Matt Wolf is London theatre critic of The International New York Times (formerly the International Herald Tribune) and London editor of the broadway.com website; he is also theatre editor and a founding member of The Arts Desk website (www.theartsdesk.com), which started in September, 2009. For 13 years Matt was London theatre critic of Variety, and he spent over 20 years as the London-based arts and theatre writer for The Associated Press. A graduate of Yale, Matt moved to London in 1983, since which time he has written for most major newspapers on both sides of the Atlantic, including The Times and Sunday Times of London and The Evening Standard, The Observer and The Daily Telegraph. Matt is the author of two books, the most recent of which is Sam Mendes At the Donmar: Stepping Into Freedom.

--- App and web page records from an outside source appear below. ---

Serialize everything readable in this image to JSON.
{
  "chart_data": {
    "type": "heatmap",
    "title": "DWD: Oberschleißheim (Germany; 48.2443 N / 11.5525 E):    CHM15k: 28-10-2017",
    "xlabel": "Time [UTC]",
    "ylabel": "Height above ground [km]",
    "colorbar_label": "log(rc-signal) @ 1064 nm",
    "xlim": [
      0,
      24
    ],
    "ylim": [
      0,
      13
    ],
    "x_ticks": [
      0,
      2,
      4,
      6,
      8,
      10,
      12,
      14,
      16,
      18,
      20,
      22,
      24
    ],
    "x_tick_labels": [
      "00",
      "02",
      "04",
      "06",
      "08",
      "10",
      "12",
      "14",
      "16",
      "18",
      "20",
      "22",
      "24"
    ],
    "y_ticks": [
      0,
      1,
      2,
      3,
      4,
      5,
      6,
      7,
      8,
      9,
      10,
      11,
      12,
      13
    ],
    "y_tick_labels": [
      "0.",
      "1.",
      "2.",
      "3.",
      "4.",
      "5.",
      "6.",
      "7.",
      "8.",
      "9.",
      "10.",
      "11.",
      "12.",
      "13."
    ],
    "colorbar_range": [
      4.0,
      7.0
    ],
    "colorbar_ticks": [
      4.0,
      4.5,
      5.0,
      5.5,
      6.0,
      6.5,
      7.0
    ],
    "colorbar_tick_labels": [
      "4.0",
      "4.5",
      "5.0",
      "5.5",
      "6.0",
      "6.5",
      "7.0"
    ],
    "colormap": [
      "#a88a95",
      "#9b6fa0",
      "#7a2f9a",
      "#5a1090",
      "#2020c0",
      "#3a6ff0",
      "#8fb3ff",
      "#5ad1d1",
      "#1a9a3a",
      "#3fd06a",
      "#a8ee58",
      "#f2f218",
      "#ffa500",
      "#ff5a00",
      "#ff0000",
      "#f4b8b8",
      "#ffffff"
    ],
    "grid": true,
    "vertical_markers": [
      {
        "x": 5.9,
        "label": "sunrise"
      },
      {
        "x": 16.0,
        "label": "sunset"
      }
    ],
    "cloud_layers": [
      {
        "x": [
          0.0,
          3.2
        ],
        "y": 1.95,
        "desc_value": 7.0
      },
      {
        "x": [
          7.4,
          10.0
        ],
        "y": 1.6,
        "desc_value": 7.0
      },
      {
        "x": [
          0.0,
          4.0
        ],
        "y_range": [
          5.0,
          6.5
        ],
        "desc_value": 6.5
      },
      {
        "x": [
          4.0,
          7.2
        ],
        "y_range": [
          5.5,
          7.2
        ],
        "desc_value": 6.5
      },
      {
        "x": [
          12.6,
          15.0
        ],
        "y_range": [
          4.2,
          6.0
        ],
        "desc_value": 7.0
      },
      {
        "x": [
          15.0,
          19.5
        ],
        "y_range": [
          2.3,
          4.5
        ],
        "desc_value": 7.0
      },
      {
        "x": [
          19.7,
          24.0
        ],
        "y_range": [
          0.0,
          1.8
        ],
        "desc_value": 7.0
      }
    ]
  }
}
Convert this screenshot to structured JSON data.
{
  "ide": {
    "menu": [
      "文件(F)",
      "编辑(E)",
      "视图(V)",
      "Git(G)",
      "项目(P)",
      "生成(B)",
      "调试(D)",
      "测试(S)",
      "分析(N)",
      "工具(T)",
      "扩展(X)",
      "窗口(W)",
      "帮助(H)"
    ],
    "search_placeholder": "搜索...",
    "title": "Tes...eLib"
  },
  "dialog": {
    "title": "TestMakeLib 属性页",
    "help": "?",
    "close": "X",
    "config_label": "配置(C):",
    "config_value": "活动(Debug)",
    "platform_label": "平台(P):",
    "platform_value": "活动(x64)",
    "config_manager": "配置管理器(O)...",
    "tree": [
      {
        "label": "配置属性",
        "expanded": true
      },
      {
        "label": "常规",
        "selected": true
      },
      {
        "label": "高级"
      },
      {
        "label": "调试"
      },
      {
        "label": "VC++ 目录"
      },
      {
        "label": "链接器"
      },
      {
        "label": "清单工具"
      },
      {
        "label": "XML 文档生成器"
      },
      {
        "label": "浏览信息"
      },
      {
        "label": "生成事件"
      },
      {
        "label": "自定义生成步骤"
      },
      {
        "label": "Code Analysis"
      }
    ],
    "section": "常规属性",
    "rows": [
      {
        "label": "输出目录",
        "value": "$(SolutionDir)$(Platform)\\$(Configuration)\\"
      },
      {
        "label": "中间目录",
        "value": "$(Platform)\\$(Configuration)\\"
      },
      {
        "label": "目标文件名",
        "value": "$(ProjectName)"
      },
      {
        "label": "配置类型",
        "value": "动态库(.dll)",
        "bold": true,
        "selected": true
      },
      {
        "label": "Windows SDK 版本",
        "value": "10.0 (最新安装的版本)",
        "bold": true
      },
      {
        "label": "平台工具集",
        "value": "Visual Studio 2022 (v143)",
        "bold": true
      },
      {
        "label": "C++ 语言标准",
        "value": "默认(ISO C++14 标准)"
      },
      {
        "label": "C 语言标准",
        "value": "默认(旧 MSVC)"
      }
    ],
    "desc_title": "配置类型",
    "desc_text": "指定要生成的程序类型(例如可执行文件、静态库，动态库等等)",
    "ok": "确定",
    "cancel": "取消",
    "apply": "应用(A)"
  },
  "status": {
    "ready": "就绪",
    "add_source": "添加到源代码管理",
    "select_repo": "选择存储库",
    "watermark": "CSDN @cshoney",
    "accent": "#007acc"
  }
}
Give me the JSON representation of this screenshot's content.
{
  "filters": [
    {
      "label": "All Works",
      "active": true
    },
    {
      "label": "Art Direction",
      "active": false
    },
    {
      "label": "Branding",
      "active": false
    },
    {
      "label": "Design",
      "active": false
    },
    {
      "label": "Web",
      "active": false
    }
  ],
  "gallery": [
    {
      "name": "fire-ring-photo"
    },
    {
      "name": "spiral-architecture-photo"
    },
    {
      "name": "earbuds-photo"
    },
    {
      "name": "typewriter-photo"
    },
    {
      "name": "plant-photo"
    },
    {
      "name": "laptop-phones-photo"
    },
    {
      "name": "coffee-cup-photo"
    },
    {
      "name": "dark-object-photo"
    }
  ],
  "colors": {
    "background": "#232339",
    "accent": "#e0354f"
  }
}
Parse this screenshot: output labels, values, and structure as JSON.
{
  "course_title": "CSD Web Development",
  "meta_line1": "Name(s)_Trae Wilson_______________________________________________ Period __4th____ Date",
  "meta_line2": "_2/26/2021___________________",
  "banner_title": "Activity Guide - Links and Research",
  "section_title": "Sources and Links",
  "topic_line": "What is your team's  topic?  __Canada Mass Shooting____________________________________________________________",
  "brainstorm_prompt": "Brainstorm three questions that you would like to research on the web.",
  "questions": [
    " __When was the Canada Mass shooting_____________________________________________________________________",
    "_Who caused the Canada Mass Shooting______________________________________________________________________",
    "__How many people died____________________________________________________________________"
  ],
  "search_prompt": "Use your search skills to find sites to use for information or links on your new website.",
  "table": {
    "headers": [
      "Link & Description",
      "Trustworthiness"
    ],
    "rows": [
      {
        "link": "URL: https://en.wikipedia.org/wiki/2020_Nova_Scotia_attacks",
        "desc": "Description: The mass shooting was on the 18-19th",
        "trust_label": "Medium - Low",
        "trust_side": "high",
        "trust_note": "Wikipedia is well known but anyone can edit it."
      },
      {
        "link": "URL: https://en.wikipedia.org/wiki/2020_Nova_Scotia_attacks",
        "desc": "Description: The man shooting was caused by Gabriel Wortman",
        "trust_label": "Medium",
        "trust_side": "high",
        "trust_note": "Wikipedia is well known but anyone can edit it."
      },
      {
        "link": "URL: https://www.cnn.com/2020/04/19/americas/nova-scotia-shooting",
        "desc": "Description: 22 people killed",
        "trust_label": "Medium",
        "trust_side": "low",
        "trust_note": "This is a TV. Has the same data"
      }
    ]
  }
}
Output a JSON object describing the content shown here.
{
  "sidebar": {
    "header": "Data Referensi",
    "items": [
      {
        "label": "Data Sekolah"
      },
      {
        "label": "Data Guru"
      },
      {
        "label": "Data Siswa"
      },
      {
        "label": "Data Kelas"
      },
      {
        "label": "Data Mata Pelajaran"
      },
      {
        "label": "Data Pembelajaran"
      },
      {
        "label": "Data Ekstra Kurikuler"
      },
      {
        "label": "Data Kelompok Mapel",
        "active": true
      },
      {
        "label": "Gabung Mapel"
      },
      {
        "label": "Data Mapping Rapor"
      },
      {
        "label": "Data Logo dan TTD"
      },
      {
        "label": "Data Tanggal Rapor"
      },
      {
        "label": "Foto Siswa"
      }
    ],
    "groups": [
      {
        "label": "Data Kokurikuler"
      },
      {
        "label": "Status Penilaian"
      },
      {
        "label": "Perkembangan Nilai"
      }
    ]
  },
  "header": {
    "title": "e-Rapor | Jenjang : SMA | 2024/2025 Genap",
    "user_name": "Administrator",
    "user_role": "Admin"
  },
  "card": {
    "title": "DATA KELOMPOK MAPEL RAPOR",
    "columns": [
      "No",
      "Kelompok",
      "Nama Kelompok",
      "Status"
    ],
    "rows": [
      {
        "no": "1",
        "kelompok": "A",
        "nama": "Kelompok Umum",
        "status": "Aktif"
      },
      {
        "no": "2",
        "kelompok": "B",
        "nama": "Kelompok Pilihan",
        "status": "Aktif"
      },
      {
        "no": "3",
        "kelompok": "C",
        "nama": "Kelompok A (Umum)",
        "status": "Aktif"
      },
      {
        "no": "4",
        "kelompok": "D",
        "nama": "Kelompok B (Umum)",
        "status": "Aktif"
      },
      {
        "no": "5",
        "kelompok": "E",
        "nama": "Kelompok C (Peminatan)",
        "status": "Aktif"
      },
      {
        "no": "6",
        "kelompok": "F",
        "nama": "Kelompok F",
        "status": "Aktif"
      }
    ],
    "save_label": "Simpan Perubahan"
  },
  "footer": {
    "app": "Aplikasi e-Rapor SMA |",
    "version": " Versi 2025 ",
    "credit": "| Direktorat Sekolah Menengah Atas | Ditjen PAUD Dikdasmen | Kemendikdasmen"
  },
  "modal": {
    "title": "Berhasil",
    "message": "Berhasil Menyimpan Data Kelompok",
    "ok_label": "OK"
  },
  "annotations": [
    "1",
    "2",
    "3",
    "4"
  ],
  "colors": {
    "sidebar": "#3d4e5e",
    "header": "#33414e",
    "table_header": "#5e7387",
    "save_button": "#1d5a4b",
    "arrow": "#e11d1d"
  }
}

He has lectured frequently on many university programs in London and teaches regularly for Syracuse University in London and the University of California at Berkeley's summer abroad program, as well as NYU London.
Dr Jamie Woodcock is a fellow at the LSE and author of Working the Phones. His current research focuses on digital labour, the sociology of work, the gig economy, resistance, and videogames. He has previously worked as a postdoc on a research project about videogames, as well as another on the crowdsourcing of citizen science. Jamie completed his PhD in sociology at Goldsmiths, University of London and has held positions at Goldsmiths, University of Leeds, University of Manchester, Queen Mary, and Cass Business School.
Dr Philip Woods teaches ‘Cultures and Contexts: Contesting British National Identity’, and also ‘Britain and Slavery’ at NYU in London. Until recently he taught at Kingston University, London where he was Academic Advisor in the International Office. He studied History at the London School of Economics and at the School of Oriental and African Studies, University of London. His doctorate, which was published, was on British-Indian politics after the First World War. His current research is on the British use of film propaganda in India, and the role of war correspondents in Burma during the Second World War. He has published in a number of academic journals including The Historical Journal of Film Radio and Television, South Asia and Indian Horizons.
Dr Stan Zochowski is Senior Lecturer in the Department of Physics and Astronomy at UCL and has previously taught at Birkbeck.